> [WHAT TO WORK ON] The number of lines in the entries below holding the word "control" is all that is needed here.

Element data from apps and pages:
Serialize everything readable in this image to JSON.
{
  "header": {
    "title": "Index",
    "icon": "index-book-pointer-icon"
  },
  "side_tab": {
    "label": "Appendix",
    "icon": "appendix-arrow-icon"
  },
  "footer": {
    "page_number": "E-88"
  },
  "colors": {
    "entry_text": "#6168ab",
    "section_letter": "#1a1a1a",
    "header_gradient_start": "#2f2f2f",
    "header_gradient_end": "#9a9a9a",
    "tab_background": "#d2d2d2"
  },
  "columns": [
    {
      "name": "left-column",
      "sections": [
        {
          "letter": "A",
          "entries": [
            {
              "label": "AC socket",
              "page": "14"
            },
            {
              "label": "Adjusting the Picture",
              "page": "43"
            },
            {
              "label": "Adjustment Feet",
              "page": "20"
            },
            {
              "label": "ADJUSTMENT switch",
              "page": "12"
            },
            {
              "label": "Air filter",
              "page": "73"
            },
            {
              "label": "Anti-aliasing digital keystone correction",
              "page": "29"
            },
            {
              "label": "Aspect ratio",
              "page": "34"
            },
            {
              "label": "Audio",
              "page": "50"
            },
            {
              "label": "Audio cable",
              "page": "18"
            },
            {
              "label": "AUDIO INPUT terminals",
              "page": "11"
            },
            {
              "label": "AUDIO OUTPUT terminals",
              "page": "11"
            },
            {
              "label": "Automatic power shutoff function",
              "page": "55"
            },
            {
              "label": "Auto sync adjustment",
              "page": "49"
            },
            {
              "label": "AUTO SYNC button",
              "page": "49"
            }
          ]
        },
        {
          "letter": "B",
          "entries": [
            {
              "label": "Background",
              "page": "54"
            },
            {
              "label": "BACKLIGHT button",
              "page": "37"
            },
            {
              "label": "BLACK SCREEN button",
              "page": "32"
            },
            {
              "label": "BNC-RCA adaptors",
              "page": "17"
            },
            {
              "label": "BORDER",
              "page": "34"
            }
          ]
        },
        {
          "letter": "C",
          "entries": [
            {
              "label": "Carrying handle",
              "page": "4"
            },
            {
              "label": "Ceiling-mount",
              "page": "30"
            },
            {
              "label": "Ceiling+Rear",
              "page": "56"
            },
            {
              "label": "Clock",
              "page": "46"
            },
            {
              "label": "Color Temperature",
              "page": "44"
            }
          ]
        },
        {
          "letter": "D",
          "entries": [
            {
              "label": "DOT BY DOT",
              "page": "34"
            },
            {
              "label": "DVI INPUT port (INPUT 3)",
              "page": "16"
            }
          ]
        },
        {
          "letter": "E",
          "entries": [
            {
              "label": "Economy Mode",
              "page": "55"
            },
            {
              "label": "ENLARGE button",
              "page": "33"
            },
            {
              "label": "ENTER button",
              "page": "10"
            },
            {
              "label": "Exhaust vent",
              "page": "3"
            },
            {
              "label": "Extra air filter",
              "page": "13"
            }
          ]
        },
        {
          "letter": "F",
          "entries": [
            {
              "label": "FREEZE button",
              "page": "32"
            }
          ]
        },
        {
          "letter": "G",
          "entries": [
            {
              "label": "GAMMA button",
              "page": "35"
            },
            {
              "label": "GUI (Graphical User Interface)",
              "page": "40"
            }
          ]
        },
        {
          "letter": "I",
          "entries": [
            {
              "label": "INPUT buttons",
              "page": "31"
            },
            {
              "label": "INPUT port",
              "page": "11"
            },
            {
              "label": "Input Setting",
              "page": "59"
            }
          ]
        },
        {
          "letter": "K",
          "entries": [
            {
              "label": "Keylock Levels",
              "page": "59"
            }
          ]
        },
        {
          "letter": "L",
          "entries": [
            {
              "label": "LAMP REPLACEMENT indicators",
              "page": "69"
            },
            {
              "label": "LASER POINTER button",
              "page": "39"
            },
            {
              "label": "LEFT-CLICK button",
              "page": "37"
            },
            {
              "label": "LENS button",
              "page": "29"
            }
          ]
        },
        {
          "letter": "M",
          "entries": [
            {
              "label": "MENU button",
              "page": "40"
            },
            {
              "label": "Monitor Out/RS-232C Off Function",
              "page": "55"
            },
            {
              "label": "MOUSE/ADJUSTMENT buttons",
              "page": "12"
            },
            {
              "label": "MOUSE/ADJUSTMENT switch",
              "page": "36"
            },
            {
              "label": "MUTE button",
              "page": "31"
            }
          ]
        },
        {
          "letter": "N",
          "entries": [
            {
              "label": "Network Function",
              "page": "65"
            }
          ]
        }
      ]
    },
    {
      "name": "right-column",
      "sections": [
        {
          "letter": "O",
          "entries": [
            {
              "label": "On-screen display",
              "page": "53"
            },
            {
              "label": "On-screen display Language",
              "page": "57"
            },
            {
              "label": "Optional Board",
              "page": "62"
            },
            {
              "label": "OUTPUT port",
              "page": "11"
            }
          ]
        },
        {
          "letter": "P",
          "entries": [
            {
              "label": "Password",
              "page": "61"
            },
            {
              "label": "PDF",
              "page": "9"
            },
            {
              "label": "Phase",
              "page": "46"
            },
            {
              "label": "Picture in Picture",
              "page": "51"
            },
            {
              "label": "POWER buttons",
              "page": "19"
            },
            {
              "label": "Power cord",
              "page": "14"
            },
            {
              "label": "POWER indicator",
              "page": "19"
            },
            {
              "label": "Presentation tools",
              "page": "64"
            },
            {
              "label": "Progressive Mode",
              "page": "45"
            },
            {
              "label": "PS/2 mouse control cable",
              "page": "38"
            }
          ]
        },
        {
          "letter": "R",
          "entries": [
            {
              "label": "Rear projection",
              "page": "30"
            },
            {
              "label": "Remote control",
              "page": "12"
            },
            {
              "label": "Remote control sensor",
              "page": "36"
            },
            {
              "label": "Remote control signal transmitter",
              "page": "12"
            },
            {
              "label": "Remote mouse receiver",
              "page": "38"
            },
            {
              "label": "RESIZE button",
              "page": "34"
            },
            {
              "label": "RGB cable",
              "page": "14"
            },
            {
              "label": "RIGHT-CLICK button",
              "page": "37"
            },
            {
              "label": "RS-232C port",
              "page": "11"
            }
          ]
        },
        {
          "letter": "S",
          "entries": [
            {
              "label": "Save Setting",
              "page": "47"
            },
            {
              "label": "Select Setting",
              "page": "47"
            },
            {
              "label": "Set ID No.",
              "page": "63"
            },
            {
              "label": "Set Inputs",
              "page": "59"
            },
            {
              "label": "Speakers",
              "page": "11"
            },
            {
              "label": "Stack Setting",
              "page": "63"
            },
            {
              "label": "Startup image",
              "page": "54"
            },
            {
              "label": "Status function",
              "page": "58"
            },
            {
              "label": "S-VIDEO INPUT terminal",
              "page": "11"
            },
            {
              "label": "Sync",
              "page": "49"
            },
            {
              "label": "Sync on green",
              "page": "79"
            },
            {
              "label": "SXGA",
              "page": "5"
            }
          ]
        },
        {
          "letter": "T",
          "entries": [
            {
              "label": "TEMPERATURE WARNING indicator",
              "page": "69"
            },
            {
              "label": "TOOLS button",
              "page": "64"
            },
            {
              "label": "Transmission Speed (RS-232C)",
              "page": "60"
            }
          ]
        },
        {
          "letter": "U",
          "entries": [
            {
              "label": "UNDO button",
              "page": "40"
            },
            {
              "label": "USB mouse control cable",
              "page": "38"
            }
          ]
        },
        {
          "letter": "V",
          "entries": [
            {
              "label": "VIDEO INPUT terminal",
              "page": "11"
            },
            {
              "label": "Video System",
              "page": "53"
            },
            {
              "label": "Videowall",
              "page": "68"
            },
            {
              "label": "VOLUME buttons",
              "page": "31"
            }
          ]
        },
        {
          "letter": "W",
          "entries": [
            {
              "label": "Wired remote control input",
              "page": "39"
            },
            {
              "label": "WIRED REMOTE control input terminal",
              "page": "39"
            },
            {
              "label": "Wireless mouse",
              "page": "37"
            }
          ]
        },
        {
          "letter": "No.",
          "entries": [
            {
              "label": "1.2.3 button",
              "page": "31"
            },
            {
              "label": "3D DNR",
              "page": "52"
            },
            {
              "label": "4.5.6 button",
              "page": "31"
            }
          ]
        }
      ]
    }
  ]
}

> [OUTPUT BELOW] 7